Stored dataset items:
----------

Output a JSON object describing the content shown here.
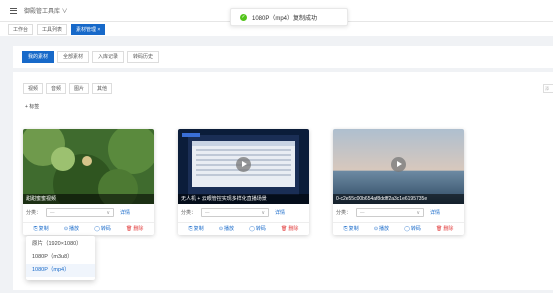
{
  "app": {
    "title": "御殿管工具库 ∨"
  },
  "toast": {
    "icon": "check-circle-icon",
    "text": "1080P（mp4）复制成功"
  },
  "tabs": [
    {
      "label": "工作台",
      "active": false
    },
    {
      "label": "工具列表",
      "active": false
    },
    {
      "label": "素材管理 ×",
      "active": true
    }
  ],
  "subtabs": [
    {
      "label": "我的素材",
      "active": true
    },
    {
      "label": "全部素材",
      "active": false
    },
    {
      "label": "入库记录",
      "active": false
    },
    {
      "label": "转码历史",
      "active": false
    }
  ],
  "filters": [
    "视频",
    "音频",
    "图片",
    "其他"
  ],
  "search_edge": "添",
  "tag_button": "+ 标签",
  "cards": [
    {
      "caption": "甜甜蜜蜜视频",
      "class_label": "分类：",
      "select_value": "—",
      "detail": "详情"
    },
    {
      "caption": "无人机 + 云眼管控实现多样化直播场景",
      "class_label": "分类：",
      "select_value": "—",
      "detail": "详情"
    },
    {
      "caption": "0-c2e55c00b654af8ddff2a3c1e6195735e",
      "class_label": "分类：",
      "select_value": "—",
      "detail": "详情"
    }
  ],
  "actions": {
    "copy": "复制",
    "play": "播放",
    "transcode": "转码",
    "delete": "删除"
  },
  "dropdown": [
    {
      "label": "原片（1920×1080）",
      "selected": false
    },
    {
      "label": "1080P（m3u8）",
      "selected": false
    },
    {
      "label": "1080P（mp4）",
      "selected": true
    }
  ],
  "colors": {
    "primary": "#1769c9",
    "success": "#52c41a",
    "danger": "#e23c3c"
  }
}
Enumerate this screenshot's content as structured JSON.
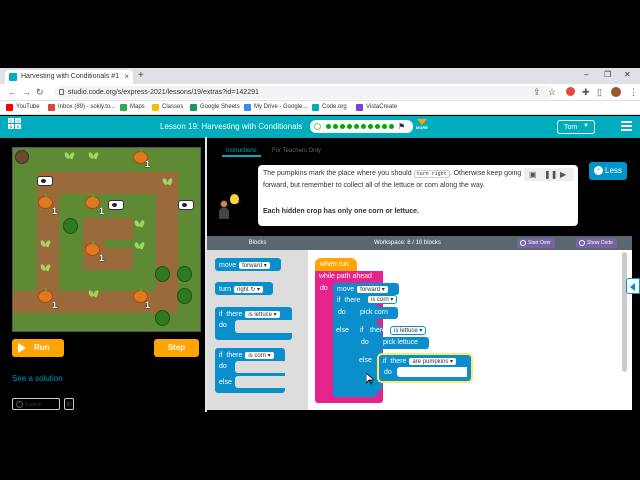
{
  "browser": {
    "tab_title": "Harvesting with Conditionals #1",
    "url": "studio.code.org/s/express-2021/lessons/19/extras?id=142291",
    "bookmarks": [
      "YouTube",
      "Inbox (89) - sokly.to...",
      "Maps",
      "Classes",
      "Google Sheets",
      "My Drive - Google...",
      "Code.org",
      "VistaCreate"
    ]
  },
  "header": {
    "lesson_title": "Lesson 19: Harvesting with Conditionals",
    "more_label": "MORE",
    "user_name": "Tom"
  },
  "maze": {
    "counts": [
      "1",
      "1",
      "1",
      "1",
      "1",
      "1",
      "1",
      "1"
    ]
  },
  "controls": {
    "run_label": "Run",
    "step_label": "Step",
    "see_solution": "See a solution",
    "language": "English",
    "id_label": "ID"
  },
  "instructions": {
    "tabs": [
      "Instructions",
      "For Teachers Only"
    ],
    "text_before": "The pumpkins mark the place where you should ",
    "code_ref": "turn right",
    "text_after": ". Otherwise keep going forward, but remember to collect all of the lettuce or corn along the way.",
    "bold_text": "Each hidden crop has only one corn or lettuce.",
    "less_label": "Less",
    "hint_count": "2"
  },
  "workspace": {
    "blocks_label": "Blocks",
    "title": "Workspace: 8 / 10 blocks",
    "start_over": "Start Over",
    "show_code": "Show Code"
  },
  "toolbox": {
    "move": "move",
    "move_dir": "forward ▾",
    "turn": "turn",
    "turn_dir": "right ↻ ▾",
    "if1_if": "if",
    "if1_there": "there",
    "if1_cond": "is lettuce ▾",
    "if1_do": "do",
    "if2_if": "if",
    "if2_there": "there",
    "if2_cond": "is corn ▾",
    "if2_do": "do",
    "if2_else": "else"
  },
  "program": {
    "when_run": "when run",
    "while": "while path ahead",
    "do": "do",
    "move": "move",
    "move_dir": "forward ▾",
    "if_corn_if": "if",
    "if_corn_there": "there",
    "if_corn_cond": "is corn ▾",
    "do2": "do",
    "pick_corn": "pick corn",
    "else1": "else",
    "if_lettuce_if": "if",
    "if_lettuce_there": "there",
    "if_lettuce_cond": "is lettuce ▾",
    "do3": "do",
    "pick_lettuce": "pick lettuce",
    "else2": "else",
    "if_pump_if": "if",
    "if_pump_there": "there",
    "if_pump_cond": "are pumpkins ▾",
    "do4": "do"
  }
}
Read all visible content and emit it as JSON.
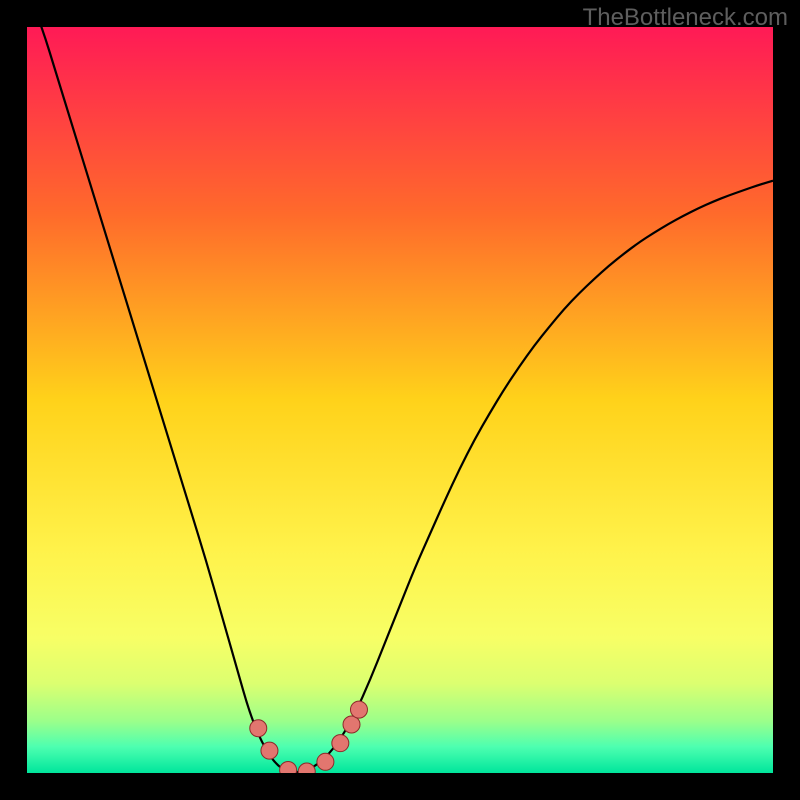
{
  "watermark": "TheBottleneck.com",
  "colors": {
    "frame": "#000000",
    "curve": "#000000",
    "marker_fill": "#e2766f",
    "marker_stroke": "#8c2a2a",
    "gradient_stops": [
      {
        "offset": 0,
        "color": "#ff1a56"
      },
      {
        "offset": 0.25,
        "color": "#ff6a2b"
      },
      {
        "offset": 0.5,
        "color": "#ffd21a"
      },
      {
        "offset": 0.7,
        "color": "#fff24a"
      },
      {
        "offset": 0.82,
        "color": "#f7ff66"
      },
      {
        "offset": 0.88,
        "color": "#dcff70"
      },
      {
        "offset": 0.93,
        "color": "#9cff8a"
      },
      {
        "offset": 0.965,
        "color": "#4dffb0"
      },
      {
        "offset": 1,
        "color": "#00e69c"
      }
    ]
  },
  "chart_data": {
    "type": "line",
    "x": [
      0.0,
      0.02,
      0.04,
      0.06,
      0.08,
      0.1,
      0.12,
      0.14,
      0.16,
      0.18,
      0.2,
      0.22,
      0.24,
      0.26,
      0.28,
      0.3,
      0.32,
      0.34,
      0.36,
      0.38,
      0.4,
      0.42,
      0.44,
      0.46,
      0.48,
      0.5,
      0.52,
      0.54,
      0.56,
      0.58,
      0.6,
      0.62,
      0.64,
      0.66,
      0.68,
      0.7,
      0.72,
      0.74,
      0.76,
      0.78,
      0.8,
      0.82,
      0.84,
      0.86,
      0.88,
      0.9,
      0.92,
      0.94,
      0.96,
      0.98,
      1.0
    ],
    "series": [
      {
        "name": "bottleneck-curve",
        "values": [
          1.05,
          1.0,
          0.935,
          0.87,
          0.805,
          0.74,
          0.675,
          0.61,
          0.545,
          0.48,
          0.415,
          0.35,
          0.285,
          0.215,
          0.145,
          0.075,
          0.03,
          0.005,
          0.0,
          0.005,
          0.02,
          0.045,
          0.08,
          0.125,
          0.175,
          0.225,
          0.275,
          0.32,
          0.365,
          0.408,
          0.447,
          0.482,
          0.515,
          0.545,
          0.573,
          0.598,
          0.622,
          0.643,
          0.662,
          0.68,
          0.696,
          0.711,
          0.724,
          0.736,
          0.747,
          0.757,
          0.766,
          0.774,
          0.781,
          0.788,
          0.794
        ]
      }
    ],
    "markers": [
      {
        "x": 0.31,
        "y": 0.06
      },
      {
        "x": 0.325,
        "y": 0.03
      },
      {
        "x": 0.35,
        "y": 0.004
      },
      {
        "x": 0.375,
        "y": 0.002
      },
      {
        "x": 0.4,
        "y": 0.015
      },
      {
        "x": 0.42,
        "y": 0.04
      },
      {
        "x": 0.435,
        "y": 0.065
      },
      {
        "x": 0.445,
        "y": 0.085
      }
    ],
    "title": "",
    "xlabel": "",
    "ylabel": "",
    "xlim": [
      0,
      1
    ],
    "ylim": [
      0,
      1
    ]
  }
}
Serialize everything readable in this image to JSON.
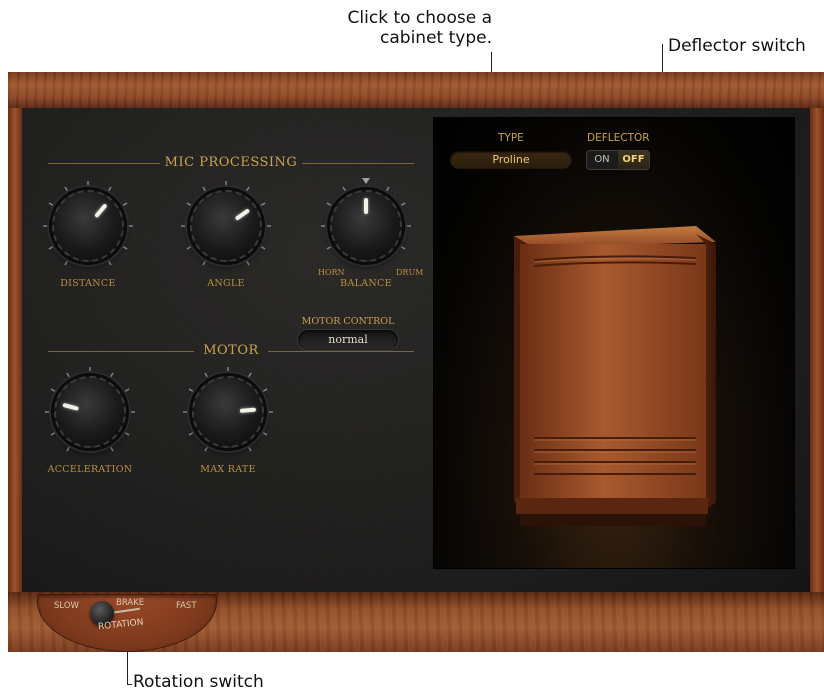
{
  "callouts": {
    "type_line1": "Click to choose a",
    "type_line2": "cabinet type.",
    "deflector": "Deflector switch",
    "rotation": "Rotation switch"
  },
  "mic_processing": {
    "title": "MIC PROCESSING",
    "knobs": [
      {
        "label": "DISTANCE"
      },
      {
        "label": "ANGLE"
      },
      {
        "label": "BALANCE",
        "left_label": "HORN",
        "right_label": "DRUM"
      }
    ]
  },
  "motor": {
    "title": "MOTOR",
    "knobs": [
      {
        "label": "ACCELERATION"
      },
      {
        "label": "MAX RATE"
      }
    ],
    "motor_control": {
      "label": "MOTOR CONTROL",
      "value": "normal"
    }
  },
  "cabinet": {
    "type_label": "TYPE",
    "type_value": "Proline",
    "deflector_label": "DEFLECTOR",
    "deflector_on": "ON",
    "deflector_off": "OFF",
    "deflector_state": "OFF"
  },
  "rotation": {
    "slow": "SLOW",
    "brake": "BRAKE",
    "fast": "FAST",
    "title": "ROTATION",
    "state": "SLOW"
  },
  "colors": {
    "wood": "#94502a",
    "panel": "#1d1c1b",
    "label_gold": "#c9a34f"
  }
}
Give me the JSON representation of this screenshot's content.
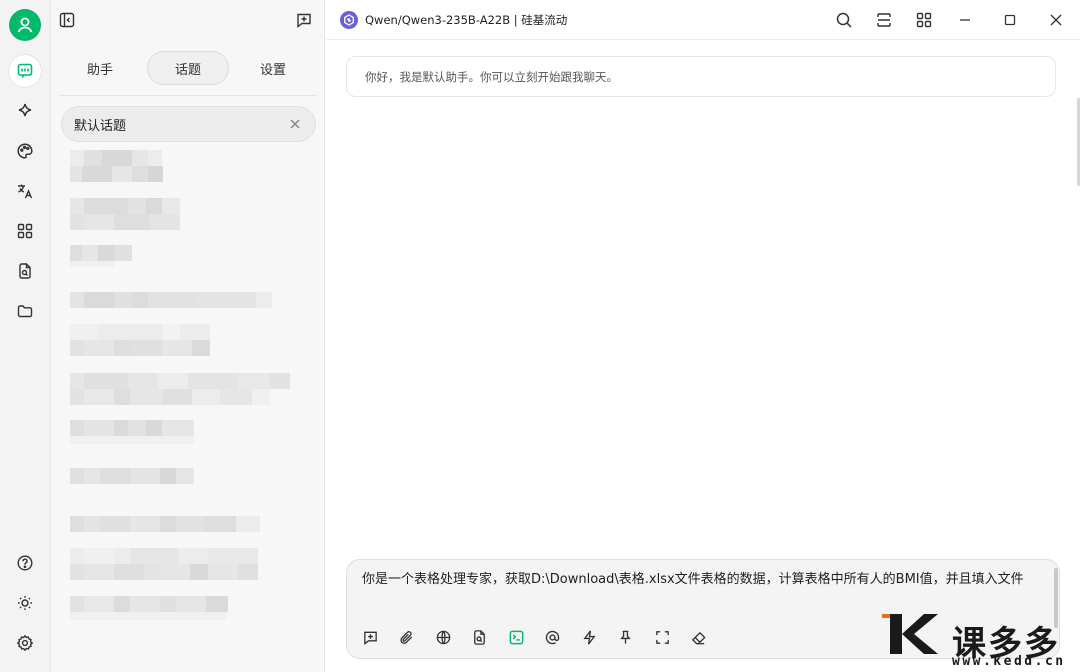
{
  "header": {
    "model_label": "Qwen/Qwen3-235B-A22B | 硅基流动"
  },
  "panel": {
    "tabs": [
      {
        "label": "助手"
      },
      {
        "label": "话题"
      },
      {
        "label": "设置"
      }
    ],
    "active_tab": "话题",
    "selected_topic": "默认话题"
  },
  "chat": {
    "greeting": "你好，我是默认助手。你可以立刻开始跟我聊天。"
  },
  "composer": {
    "value": "你是一个表格处理专家，获取D:\\Download\\表格.xlsx文件表格的数据，计算表格中所有人的BMI值，并且填入文件"
  },
  "watermark": {
    "brand": "课多多",
    "url": "www.kedd.cn"
  },
  "colors": {
    "accent_green": "#00b96b",
    "model_logo": "#6b5fd8",
    "watermark_orange": "#f26b1d"
  },
  "icons": {
    "rail": [
      "user-avatar-icon",
      "chat-icon",
      "sparkle-icon",
      "palette-icon",
      "translate-icon",
      "apps-grid-icon",
      "file-search-icon",
      "folder-icon",
      "help-icon",
      "brightness-icon",
      "settings-icon"
    ],
    "composer_tools": [
      "new-topic-icon",
      "attachment-icon",
      "web-search-icon",
      "knowledge-file-icon",
      "terminal-mcp-icon",
      "mention-icon",
      "quick-phrase-icon",
      "pin-icon",
      "fullscreen-icon",
      "clear-icon"
    ]
  }
}
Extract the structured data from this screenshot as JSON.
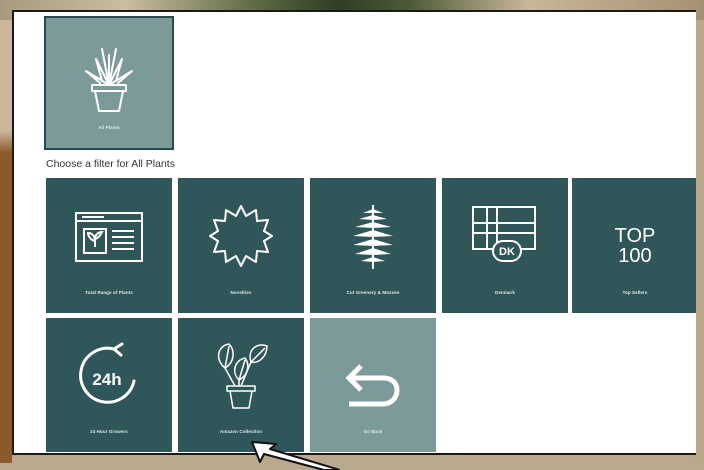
{
  "selected_category": {
    "label": "All Plants",
    "icon": "potted-plant-icon"
  },
  "filter_heading": "Choose a filter for All Plants",
  "filters": [
    {
      "label": "Total Range of Plants",
      "icon": "plant-catalog-icon"
    },
    {
      "label": "Novelties",
      "icon": "starburst-icon"
    },
    {
      "label": "Cut Greenery & Mosses",
      "icon": "fern-leaf-icon"
    },
    {
      "label": "Denmark",
      "icon": "denmark-flag-icon",
      "badge": "DK"
    },
    {
      "label": "Top Sellers",
      "icon": "top-100-icon",
      "badge": "TOP\n100"
    },
    {
      "label": "24 Hour Growers",
      "icon": "24h-icon",
      "badge": "24h"
    },
    {
      "label": "Amazon Collection",
      "icon": "alocasia-plant-icon"
    },
    {
      "label": "Go Back",
      "icon": "back-arrow-icon"
    }
  ],
  "colors": {
    "tile": "#2f5659",
    "tile_light": "#7d9a9b",
    "panel": "#ffffff"
  }
}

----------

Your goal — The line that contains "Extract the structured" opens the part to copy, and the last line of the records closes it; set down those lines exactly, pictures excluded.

Answer for the task —
Extract the structured data from this screenshot as JSON.
{
  "selected_category": {
    "label": "All Plants",
    "icon": "potted-plant-icon"
  },
  "filter_heading": "Choose a filter for All Plants",
  "filters": [
    {
      "label": "Total Range of Plants",
      "icon": "plant-catalog-icon"
    },
    {
      "label": "Novelties",
      "icon": "starburst-icon"
    },
    {
      "label": "Cut Greenery & Mosses",
      "icon": "fern-leaf-icon"
    },
    {
      "label": "Denmark",
      "icon": "denmark-flag-icon",
      "badge": "DK"
    },
    {
      "label": "Top Sellers",
      "icon": "top-100-icon",
      "badge": "TOP\n100"
    },
    {
      "label": "24 Hour Growers",
      "icon": "24h-icon",
      "badge": "24h"
    },
    {
      "label": "Amazon Collection",
      "icon": "alocasia-plant-icon"
    },
    {
      "label": "Go Back",
      "icon": "back-arrow-icon"
    }
  ],
  "colors": {
    "tile": "#2f5659",
    "tile_light": "#7d9a9b",
    "panel": "#ffffff"
  }
}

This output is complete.